** About this exercise **
Reproduce the records below in their entirety, exactly as shown.
== Segment start ==
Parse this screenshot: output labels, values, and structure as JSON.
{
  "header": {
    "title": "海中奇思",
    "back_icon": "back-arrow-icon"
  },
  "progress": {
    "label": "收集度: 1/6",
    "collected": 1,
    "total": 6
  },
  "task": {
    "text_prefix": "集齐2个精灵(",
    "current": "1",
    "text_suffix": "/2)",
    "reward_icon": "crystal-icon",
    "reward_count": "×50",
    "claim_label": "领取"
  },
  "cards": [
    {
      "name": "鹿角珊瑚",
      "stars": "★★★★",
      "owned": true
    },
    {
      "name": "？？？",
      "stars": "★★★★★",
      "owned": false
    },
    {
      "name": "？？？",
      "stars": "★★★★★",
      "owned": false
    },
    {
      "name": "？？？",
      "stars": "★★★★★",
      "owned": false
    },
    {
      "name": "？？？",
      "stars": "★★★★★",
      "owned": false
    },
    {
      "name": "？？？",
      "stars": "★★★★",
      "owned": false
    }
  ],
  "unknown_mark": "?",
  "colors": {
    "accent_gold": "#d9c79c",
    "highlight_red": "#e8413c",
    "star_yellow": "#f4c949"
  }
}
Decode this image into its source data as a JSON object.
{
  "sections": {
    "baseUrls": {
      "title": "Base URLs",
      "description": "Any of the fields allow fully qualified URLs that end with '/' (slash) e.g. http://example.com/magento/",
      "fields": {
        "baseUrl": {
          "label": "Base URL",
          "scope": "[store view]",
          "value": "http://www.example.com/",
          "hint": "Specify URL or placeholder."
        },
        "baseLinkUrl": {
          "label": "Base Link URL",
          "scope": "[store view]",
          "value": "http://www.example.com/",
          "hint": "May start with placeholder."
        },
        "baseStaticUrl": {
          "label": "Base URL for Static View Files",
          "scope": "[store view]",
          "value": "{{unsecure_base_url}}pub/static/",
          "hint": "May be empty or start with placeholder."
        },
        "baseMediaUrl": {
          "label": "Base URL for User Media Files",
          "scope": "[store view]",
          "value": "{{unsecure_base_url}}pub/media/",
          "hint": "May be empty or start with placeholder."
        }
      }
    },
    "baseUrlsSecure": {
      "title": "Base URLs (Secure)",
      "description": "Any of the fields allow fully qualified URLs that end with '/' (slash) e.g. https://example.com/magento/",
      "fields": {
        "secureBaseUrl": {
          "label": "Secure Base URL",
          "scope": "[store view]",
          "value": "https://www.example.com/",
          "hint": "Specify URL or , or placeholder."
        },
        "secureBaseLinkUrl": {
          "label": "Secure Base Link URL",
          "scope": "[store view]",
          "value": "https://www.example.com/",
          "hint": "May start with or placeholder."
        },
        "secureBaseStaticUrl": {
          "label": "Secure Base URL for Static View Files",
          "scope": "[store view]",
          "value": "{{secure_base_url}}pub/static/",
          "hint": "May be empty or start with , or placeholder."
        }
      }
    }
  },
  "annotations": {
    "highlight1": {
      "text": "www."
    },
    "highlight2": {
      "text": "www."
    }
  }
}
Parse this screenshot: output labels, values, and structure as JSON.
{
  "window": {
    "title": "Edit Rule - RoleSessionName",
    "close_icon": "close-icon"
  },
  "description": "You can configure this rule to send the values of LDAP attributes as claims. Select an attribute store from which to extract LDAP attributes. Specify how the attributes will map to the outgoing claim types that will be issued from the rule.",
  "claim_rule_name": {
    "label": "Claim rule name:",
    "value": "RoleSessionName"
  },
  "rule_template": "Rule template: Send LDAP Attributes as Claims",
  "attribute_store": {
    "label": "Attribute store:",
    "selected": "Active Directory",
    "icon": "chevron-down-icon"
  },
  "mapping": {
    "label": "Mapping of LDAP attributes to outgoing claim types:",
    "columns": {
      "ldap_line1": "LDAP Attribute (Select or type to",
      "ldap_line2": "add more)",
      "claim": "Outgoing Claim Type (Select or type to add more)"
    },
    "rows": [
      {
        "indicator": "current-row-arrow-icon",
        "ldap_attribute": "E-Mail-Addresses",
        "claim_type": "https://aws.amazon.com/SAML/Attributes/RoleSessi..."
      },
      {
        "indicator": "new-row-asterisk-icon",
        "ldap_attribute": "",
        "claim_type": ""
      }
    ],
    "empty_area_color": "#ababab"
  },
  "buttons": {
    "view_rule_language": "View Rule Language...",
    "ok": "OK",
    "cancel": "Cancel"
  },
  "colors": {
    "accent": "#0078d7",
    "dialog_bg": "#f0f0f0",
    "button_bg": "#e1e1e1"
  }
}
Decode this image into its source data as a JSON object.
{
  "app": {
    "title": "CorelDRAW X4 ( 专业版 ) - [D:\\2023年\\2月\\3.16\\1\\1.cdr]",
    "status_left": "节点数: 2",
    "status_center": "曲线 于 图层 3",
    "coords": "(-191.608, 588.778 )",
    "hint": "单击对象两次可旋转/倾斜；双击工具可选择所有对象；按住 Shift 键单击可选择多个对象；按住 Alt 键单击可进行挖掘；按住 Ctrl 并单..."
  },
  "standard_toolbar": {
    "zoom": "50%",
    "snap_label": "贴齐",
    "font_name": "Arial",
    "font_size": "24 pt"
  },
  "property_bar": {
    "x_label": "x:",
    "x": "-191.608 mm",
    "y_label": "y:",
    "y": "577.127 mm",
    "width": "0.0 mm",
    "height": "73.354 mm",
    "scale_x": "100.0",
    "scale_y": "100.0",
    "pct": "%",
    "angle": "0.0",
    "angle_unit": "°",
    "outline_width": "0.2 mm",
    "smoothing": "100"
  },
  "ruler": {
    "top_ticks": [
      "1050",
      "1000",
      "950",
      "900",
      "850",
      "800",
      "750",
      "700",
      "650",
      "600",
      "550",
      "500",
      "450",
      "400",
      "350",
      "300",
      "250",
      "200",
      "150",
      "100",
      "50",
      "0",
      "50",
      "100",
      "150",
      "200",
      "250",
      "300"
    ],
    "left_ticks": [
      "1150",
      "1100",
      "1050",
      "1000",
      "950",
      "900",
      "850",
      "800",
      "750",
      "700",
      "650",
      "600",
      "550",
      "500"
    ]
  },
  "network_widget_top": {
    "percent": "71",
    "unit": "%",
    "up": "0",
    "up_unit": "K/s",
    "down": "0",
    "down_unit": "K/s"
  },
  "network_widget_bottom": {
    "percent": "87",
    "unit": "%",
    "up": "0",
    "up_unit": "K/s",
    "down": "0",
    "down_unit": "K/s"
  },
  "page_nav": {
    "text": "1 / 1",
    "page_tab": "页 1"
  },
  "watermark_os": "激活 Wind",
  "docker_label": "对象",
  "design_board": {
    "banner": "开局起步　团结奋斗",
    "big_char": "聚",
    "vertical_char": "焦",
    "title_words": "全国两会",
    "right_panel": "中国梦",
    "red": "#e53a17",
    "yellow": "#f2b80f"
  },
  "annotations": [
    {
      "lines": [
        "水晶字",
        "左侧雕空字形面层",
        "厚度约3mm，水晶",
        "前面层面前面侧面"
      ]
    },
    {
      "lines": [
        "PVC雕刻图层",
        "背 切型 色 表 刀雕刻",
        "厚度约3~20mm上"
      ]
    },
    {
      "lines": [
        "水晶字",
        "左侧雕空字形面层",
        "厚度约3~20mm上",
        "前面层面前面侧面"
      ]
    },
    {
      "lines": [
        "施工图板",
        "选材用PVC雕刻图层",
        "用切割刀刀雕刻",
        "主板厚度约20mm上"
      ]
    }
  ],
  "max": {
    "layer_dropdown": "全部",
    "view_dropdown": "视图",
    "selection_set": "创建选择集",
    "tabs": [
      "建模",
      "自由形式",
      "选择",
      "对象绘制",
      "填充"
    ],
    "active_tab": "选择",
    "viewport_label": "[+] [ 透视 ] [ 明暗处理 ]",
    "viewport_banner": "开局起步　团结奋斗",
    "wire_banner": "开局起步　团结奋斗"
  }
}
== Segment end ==
** Reply to the task **
Parse this screenshot: output labels, values, and structure as JSON.
{
  "header": {
    "title": "海中奇思",
    "back_icon": "back-arrow-icon"
  },
  "progress": {
    "label": "收集度: 1/6",
    "collected": 1,
    "total": 6
  },
  "task": {
    "text_prefix": "集齐2个精灵(",
    "current": "1",
    "text_suffix": "/2)",
    "reward_icon": "crystal-icon",
    "reward_count": "×50",
    "claim_label": "领取"
  },
  "cards": [
    {
      "name": "鹿角珊瑚",
      "stars": "★★★★",
      "owned": true
    },
    {
      "name": "？？？",
      "stars": "★★★★★",
      "owned": false
    },
    {
      "name": "？？？",
      "stars": "★★★★★",
      "owned": false
    },
    {
      "name": "？？？",
      "stars": "★★★★★",
      "owned": false
    },
    {
      "name": "？？？",
      "stars": "★★★★★",
      "owned": false
    },
    {
      "name": "？？？",
      "stars": "★★★★",
      "owned": false
    }
  ],
  "unknown_mark": "?",
  "colors": {
    "accent_gold": "#d9c79c",
    "highlight_red": "#e8413c",
    "star_yellow": "#f4c949"
  }
}
Decode this image into its source data as a JSON object.
{
  "sections": {
    "baseUrls": {
      "title": "Base URLs",
      "description": "Any of the fields allow fully qualified URLs that end with '/' (slash) e.g. http://example.com/magento/",
      "fields": {
        "baseUrl": {
          "label": "Base URL",
          "scope": "[store view]",
          "value": "http://www.example.com/",
          "hint": "Specify URL or placeholder."
        },
        "baseLinkUrl": {
          "label": "Base Link URL",
          "scope": "[store view]",
          "value": "http://www.example.com/",
          "hint": "May start with placeholder."
        },
        "baseStaticUrl": {
          "label": "Base URL for Static View Files",
          "scope": "[store view]",
          "value": "{{unsecure_base_url}}pub/static/",
          "hint": "May be empty or start with placeholder."
        },
        "baseMediaUrl": {
          "label": "Base URL for User Media Files",
          "scope": "[store view]",
          "value": "{{unsecure_base_url}}pub/media/",
          "hint": "May be empty or start with placeholder."
        }
      }
    },
    "baseUrlsSecure": {
      "title": "Base URLs (Secure)",
      "description": "Any of the fields allow fully qualified URLs that end with '/' (slash) e.g. https://example.com/magento/",
      "fields": {
        "secureBaseUrl": {
          "label": "Secure Base URL",
          "scope": "[store view]",
          "value": "https://www.example.com/",
          "hint": "Specify URL or , or placeholder."
        },
        "secureBaseLinkUrl": {
          "label": "Secure Base Link URL",
          "scope": "[store view]",
          "value": "https://www.example.com/",
          "hint": "May start with or placeholder."
        },
        "secureBaseStaticUrl": {
          "label": "Secure Base URL for Static View Files",
          "scope": "[store view]",
          "value": "{{secure_base_url}}pub/static/",
          "hint": "May be empty or start with , or placeholder."
        }
      }
    }
  },
  "annotations": {
    "highlight1": {
      "text": "www."
    },
    "highlight2": {
      "text": "www."
    }
  }
}
Parse this screenshot: output labels, values, and structure as JSON.
{
  "window": {
    "title": "Edit Rule - RoleSessionName",
    "close_icon": "close-icon"
  },
  "description": "You can configure this rule to send the values of LDAP attributes as claims. Select an attribute store from which to extract LDAP attributes. Specify how the attributes will map to the outgoing claim types that will be issued from the rule.",
  "claim_rule_name": {
    "label": "Claim rule name:",
    "value": "RoleSessionName"
  },
  "rule_template": "Rule template: Send LDAP Attributes as Claims",
  "attribute_store": {
    "label": "Attribute store:",
    "selected": "Active Directory",
    "icon": "chevron-down-icon"
  },
  "mapping": {
    "label": "Mapping of LDAP attributes to outgoing claim types:",
    "columns": {
      "ldap_line1": "LDAP Attribute (Select or type to",
      "ldap_line2": "add more)",
      "claim": "Outgoing Claim Type (Select or type to add more)"
    },
    "rows": [
      {
        "indicator": "current-row-arrow-icon",
        "ldap_attribute": "E-Mail-Addresses",
        "claim_type": "https://aws.amazon.com/SAML/Attributes/RoleSessi..."
      },
      {
        "indicator": "new-row-asterisk-icon",
        "ldap_attribute": "",
        "claim_type": ""
      }
    ],
    "empty_area_color": "#ababab"
  },
  "buttons": {
    "view_rule_language": "View Rule Language...",
    "ok": "OK",
    "cancel": "Cancel"
  },
  "colors": {
    "accent": "#0078d7",
    "dialog_bg": "#f0f0f0",
    "button_bg": "#e1e1e1"
  }
}
Decode this image into its source data as a JSON object.
{
  "app": {
    "title": "CorelDRAW X4 ( 专业版 ) - [D:\\2023年\\2月\\3.16\\1\\1.cdr]",
    "status_left": "节点数: 2",
    "status_center": "曲线 于 图层 3",
    "coords": "(-191.608, 588.778 )",
    "hint": "单击对象两次可旋转/倾斜；双击工具可选择所有对象；按住 Shift 键单击可选择多个对象；按住 Alt 键单击可进行挖掘；按住 Ctrl 并单..."
  },
  "standard_toolbar": {
    "zoom": "50%",
    "snap_label": "贴齐",
    "font_name": "Arial",
    "font_size": "24 pt"
  },
  "property_bar": {
    "x_label": "x:",
    "x": "-191.608 mm",
    "y_label": "y:",
    "y": "577.127 mm",
    "width": "0.0 mm",
    "height": "73.354 mm",
    "scale_x": "100.0",
    "scale_y": "100.0",
    "pct": "%",
    "angle": "0.0",
    "angle_unit": "°",
    "outline_width": "0.2 mm",
    "smoothing": "100"
  },
  "ruler": {
    "top_ticks": [
      "1050",
      "1000",
      "950",
      "900",
      "850",
      "800",
      "750",
      "700",
      "650",
      "600",
      "550",
      "500",
      "450",
      "400",
      "350",
      "300",
      "250",
      "200",
      "150",
      "100",
      "50",
      "0",
      "50",
      "100",
      "150",
      "200",
      "250",
      "300"
    ],
    "left_ticks": [
      "1150",
      "1100",
      "1050",
      "1000",
      "950",
      "900",
      "850",
      "800",
      "750",
      "700",
      "650",
      "600",
      "550",
      "500"
    ]
  },
  "network_widget_top": {
    "percent": "71",
    "unit": "%",
    "up": "0",
    "up_unit": "K/s",
    "down": "0",
    "down_unit": "K/s"
  },
  "network_widget_bottom": {
    "percent": "87",
    "unit": "%",
    "up": "0",
    "up_unit": "K/s",
    "down": "0",
    "down_unit": "K/s"
  },
  "page_nav": {
    "text": "1 / 1",
    "page_tab": "页 1"
  },
  "watermark_os": "激活 Wind",
  "docker_label": "对象",
  "design_board": {
    "banner": "开局起步　团结奋斗",
    "big_char": "聚",
    "vertical_char": "焦",
    "title_words": "全国两会",
    "right_panel": "中国梦",
    "red": "#e53a17",
    "yellow": "#f2b80f"
  },
  "annotations": [
    {
      "lines": [
        "水晶字",
        "左侧雕空字形面层",
        "厚度约3mm，水晶",
        "前面层面前面侧面"
      ]
    },
    {
      "lines": [
        "PVC雕刻图层",
        "背 切型 色 表 刀雕刻",
        "厚度约3~20mm上"
      ]
    },
    {
      "lines": [
        "水晶字",
        "左侧雕空字形面层",
        "厚度约3~20mm上",
        "前面层面前面侧面"
      ]
    },
    {
      "lines": [
        "施工图板",
        "选材用PVC雕刻图层",
        "用切割刀刀雕刻",
        "主板厚度约20mm上"
      ]
    }
  ],
  "max": {
    "layer_dropdown": "全部",
    "view_dropdown": "视图",
    "selection_set": "创建选择集",
    "tabs": [
      "建模",
      "自由形式",
      "选择",
      "对象绘制",
      "填充"
    ],
    "active_tab": "选择",
    "viewport_label": "[+] [ 透视 ] [ 明暗处理 ]",
    "viewport_banner": "开局起步　团结奋斗",
    "wire_banner": "开局起步　团结奋斗"
  }
}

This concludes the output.